TASK PROMPT: Scan the entries below and return each line that contains "icon".

GIVEN DATA:
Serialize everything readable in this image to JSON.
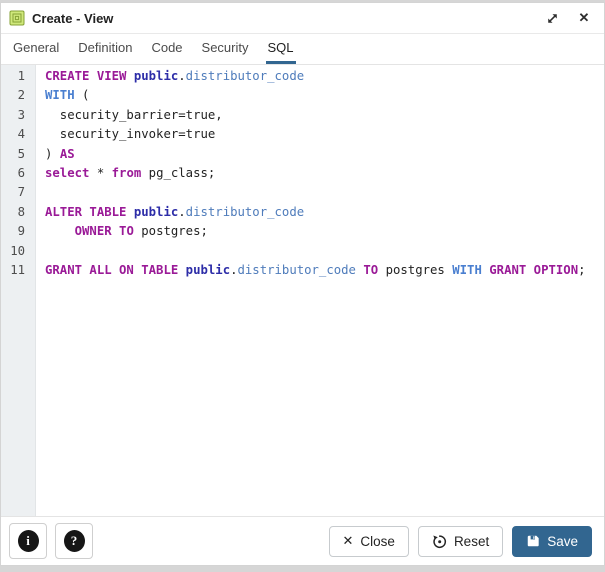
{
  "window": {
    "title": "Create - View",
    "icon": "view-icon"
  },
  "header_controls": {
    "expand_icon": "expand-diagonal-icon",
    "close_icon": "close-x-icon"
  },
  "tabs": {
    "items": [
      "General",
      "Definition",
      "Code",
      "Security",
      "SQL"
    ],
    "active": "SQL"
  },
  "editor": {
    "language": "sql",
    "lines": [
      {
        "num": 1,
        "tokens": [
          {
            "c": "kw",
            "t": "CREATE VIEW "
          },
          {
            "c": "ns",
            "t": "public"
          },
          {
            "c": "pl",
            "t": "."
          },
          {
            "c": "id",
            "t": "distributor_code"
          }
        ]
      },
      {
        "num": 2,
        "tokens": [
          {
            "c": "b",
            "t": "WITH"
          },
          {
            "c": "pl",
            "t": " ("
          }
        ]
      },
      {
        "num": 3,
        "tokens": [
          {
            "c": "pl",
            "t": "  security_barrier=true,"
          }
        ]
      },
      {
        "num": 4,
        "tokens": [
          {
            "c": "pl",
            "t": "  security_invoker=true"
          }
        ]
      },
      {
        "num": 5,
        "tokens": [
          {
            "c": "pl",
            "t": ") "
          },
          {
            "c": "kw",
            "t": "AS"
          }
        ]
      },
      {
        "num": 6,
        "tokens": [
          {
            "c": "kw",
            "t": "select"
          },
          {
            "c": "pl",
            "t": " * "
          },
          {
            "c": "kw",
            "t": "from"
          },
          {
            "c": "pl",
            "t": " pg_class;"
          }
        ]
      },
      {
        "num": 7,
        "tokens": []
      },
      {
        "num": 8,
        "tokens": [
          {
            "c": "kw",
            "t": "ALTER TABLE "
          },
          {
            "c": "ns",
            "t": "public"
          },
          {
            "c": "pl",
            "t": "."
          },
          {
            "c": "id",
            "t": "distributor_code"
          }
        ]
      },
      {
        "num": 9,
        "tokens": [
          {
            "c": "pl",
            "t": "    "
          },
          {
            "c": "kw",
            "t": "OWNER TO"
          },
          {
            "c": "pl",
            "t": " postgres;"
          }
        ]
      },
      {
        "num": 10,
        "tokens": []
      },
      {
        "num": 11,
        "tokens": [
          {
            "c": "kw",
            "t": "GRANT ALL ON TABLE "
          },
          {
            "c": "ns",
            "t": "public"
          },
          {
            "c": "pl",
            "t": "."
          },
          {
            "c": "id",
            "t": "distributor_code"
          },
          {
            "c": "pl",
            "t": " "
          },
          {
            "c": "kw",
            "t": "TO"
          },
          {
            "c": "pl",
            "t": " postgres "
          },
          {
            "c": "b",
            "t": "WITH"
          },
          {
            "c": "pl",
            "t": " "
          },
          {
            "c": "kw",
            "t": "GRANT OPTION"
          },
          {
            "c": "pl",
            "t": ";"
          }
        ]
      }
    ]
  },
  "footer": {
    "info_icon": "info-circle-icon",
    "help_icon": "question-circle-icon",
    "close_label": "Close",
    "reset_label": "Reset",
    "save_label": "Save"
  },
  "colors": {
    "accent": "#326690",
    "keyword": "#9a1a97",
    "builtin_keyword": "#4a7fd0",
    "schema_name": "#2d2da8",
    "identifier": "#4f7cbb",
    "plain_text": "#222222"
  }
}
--
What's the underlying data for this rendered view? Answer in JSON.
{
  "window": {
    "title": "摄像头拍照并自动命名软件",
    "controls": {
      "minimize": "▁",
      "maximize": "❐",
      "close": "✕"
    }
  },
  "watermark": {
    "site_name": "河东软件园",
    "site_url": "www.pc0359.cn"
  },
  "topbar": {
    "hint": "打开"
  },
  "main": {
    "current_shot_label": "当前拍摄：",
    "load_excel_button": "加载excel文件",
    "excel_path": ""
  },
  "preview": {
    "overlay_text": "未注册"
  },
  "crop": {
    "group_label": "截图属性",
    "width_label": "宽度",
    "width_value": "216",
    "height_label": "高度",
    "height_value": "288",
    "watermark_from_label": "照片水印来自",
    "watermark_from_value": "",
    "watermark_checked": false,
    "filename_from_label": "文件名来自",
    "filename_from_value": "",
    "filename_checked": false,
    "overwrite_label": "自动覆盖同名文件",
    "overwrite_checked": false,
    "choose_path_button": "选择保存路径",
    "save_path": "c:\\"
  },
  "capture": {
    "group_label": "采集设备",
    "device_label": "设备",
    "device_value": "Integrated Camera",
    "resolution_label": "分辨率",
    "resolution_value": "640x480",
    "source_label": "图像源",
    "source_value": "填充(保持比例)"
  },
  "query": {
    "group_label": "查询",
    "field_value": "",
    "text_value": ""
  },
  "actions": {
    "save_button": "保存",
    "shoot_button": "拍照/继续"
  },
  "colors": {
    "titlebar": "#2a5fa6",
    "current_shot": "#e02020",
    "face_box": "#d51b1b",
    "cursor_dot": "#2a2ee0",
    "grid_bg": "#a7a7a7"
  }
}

ANSWER BELOW:
    "icon": "view-icon"
    "expand_icon": "expand-diagonal-icon",
    "close_icon": "close-x-icon"
    "info_icon": "info-circle-icon",
    "help_icon": "question-circle-icon",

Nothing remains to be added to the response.